Supplied material>
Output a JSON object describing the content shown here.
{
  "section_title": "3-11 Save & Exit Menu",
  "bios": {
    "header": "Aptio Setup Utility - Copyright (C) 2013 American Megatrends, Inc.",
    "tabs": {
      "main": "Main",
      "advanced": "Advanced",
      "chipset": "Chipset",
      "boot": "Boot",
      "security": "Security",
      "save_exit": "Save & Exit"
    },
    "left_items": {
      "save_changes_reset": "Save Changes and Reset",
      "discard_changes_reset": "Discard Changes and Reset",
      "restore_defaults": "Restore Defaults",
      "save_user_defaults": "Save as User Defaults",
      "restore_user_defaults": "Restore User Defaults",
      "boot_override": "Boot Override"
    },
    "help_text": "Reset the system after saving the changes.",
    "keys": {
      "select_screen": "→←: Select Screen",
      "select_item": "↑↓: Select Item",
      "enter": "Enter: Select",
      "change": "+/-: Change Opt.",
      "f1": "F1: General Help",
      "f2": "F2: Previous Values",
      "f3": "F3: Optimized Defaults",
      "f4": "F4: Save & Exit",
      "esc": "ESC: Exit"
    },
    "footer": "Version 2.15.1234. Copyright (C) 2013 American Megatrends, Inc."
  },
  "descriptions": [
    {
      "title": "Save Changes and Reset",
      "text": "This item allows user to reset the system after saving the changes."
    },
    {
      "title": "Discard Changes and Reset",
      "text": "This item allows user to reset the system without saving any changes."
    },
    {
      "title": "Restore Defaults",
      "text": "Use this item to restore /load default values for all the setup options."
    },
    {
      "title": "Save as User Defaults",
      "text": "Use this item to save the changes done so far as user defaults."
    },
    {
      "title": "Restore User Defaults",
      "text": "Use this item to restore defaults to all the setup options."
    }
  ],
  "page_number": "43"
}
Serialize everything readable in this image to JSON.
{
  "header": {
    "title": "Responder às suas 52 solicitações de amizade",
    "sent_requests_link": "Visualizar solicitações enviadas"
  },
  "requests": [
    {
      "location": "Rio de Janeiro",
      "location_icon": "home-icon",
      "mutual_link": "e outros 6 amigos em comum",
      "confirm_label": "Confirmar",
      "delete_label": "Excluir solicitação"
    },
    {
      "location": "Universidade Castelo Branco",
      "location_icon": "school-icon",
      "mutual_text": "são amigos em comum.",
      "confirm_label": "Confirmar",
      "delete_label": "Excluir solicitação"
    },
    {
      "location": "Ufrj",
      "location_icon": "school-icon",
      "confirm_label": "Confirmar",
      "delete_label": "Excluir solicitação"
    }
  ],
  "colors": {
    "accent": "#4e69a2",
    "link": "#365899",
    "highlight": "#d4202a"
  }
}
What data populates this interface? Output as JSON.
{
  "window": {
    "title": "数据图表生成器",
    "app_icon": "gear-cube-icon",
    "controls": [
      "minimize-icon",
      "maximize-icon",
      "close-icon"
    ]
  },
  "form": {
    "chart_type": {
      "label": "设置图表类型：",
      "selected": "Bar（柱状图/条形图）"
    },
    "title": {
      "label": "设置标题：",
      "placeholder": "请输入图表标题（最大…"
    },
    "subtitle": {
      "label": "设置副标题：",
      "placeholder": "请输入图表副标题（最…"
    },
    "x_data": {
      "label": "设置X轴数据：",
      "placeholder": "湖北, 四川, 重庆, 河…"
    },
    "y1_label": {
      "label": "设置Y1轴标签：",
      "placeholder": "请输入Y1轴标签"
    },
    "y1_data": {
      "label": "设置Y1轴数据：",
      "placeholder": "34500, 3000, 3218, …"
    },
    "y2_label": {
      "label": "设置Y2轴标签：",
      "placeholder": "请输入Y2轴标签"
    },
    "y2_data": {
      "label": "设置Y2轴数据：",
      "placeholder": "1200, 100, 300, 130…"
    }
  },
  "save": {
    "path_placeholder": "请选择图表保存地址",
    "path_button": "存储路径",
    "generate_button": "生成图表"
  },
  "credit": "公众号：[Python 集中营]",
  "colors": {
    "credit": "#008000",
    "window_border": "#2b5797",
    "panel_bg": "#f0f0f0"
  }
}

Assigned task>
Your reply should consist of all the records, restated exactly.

Result of this exercise>
Output a JSON object describing the content shown here.
{
  "section_title": "3-11 Save & Exit Menu",
  "bios": {
    "header": "Aptio Setup Utility - Copyright (C) 2013 American Megatrends, Inc.",
    "tabs": {
      "main": "Main",
      "advanced": "Advanced",
      "chipset": "Chipset",
      "boot": "Boot",
      "security": "Security",
      "save_exit": "Save & Exit"
    },
    "left_items": {
      "save_changes_reset": "Save Changes and Reset",
      "discard_changes_reset": "Discard Changes and Reset",
      "restore_defaults": "Restore Defaults",
      "save_user_defaults": "Save as User Defaults",
      "restore_user_defaults": "Restore User Defaults",
      "boot_override": "Boot Override"
    },
    "help_text": "Reset the system after saving the changes.",
    "keys": {
      "select_screen": "→←: Select Screen",
      "select_item": "↑↓: Select Item",
      "enter": "Enter: Select",
      "change": "+/-: Change Opt.",
      "f1": "F1: General Help",
      "f2": "F2: Previous Values",
      "f3": "F3: Optimized Defaults",
      "f4": "F4: Save & Exit",
      "esc": "ESC: Exit"
    },
    "footer": "Version 2.15.1234. Copyright (C) 2013 American Megatrends, Inc."
  },
  "descriptions": [
    {
      "title": "Save Changes and Reset",
      "text": "This item allows user to reset the system after saving the changes."
    },
    {
      "title": "Discard Changes and Reset",
      "text": "This item allows user to reset the system without saving any changes."
    },
    {
      "title": "Restore Defaults",
      "text": "Use this item to restore /load default values for all the setup options."
    },
    {
      "title": "Save as User Defaults",
      "text": "Use this item to save the changes done so far as user defaults."
    },
    {
      "title": "Restore User Defaults",
      "text": "Use this item to restore defaults to all the setup options."
    }
  ],
  "page_number": "43"
}
Serialize everything readable in this image to JSON.
{
  "header": {
    "title": "Responder às suas 52 solicitações de amizade",
    "sent_requests_link": "Visualizar solicitações enviadas"
  },
  "requests": [
    {
      "location": "Rio de Janeiro",
      "location_icon": "home-icon",
      "mutual_link": "e outros 6 amigos em comum",
      "confirm_label": "Confirmar",
      "delete_label": "Excluir solicitação"
    },
    {
      "location": "Universidade Castelo Branco",
      "location_icon": "school-icon",
      "mutual_text": "são amigos em comum.",
      "confirm_label": "Confirmar",
      "delete_label": "Excluir solicitação"
    },
    {
      "location": "Ufrj",
      "location_icon": "school-icon",
      "confirm_label": "Confirmar",
      "delete_label": "Excluir solicitação"
    }
  ],
  "colors": {
    "accent": "#4e69a2",
    "link": "#365899",
    "highlight": "#d4202a"
  }
}
What data populates this interface? Output as JSON.
{
  "window": {
    "title": "数据图表生成器",
    "app_icon": "gear-cube-icon",
    "controls": [
      "minimize-icon",
      "maximize-icon",
      "close-icon"
    ]
  },
  "form": {
    "chart_type": {
      "label": "设置图表类型：",
      "selected": "Bar（柱状图/条形图）"
    },
    "title": {
      "label": "设置标题：",
      "placeholder": "请输入图表标题（最大…"
    },
    "subtitle": {
      "label": "设置副标题：",
      "placeholder": "请输入图表副标题（最…"
    },
    "x_data": {
      "label": "设置X轴数据：",
      "placeholder": "湖北, 四川, 重庆, 河…"
    },
    "y1_label": {
      "label": "设置Y1轴标签：",
      "placeholder": "请输入Y1轴标签"
    },
    "y1_data": {
      "label": "设置Y1轴数据：",
      "placeholder": "34500, 3000, 3218, …"
    },
    "y2_label": {
      "label": "设置Y2轴标签：",
      "placeholder": "请输入Y2轴标签"
    },
    "y2_data": {
      "label": "设置Y2轴数据：",
      "placeholder": "1200, 100, 300, 130…"
    }
  },
  "save": {
    "path_placeholder": "请选择图表保存地址",
    "path_button": "存储路径",
    "generate_button": "生成图表"
  },
  "credit": "公众号：[Python 集中营]",
  "colors": {
    "credit": "#008000",
    "window_border": "#2b5797",
    "panel_bg": "#f0f0f0"
  }
}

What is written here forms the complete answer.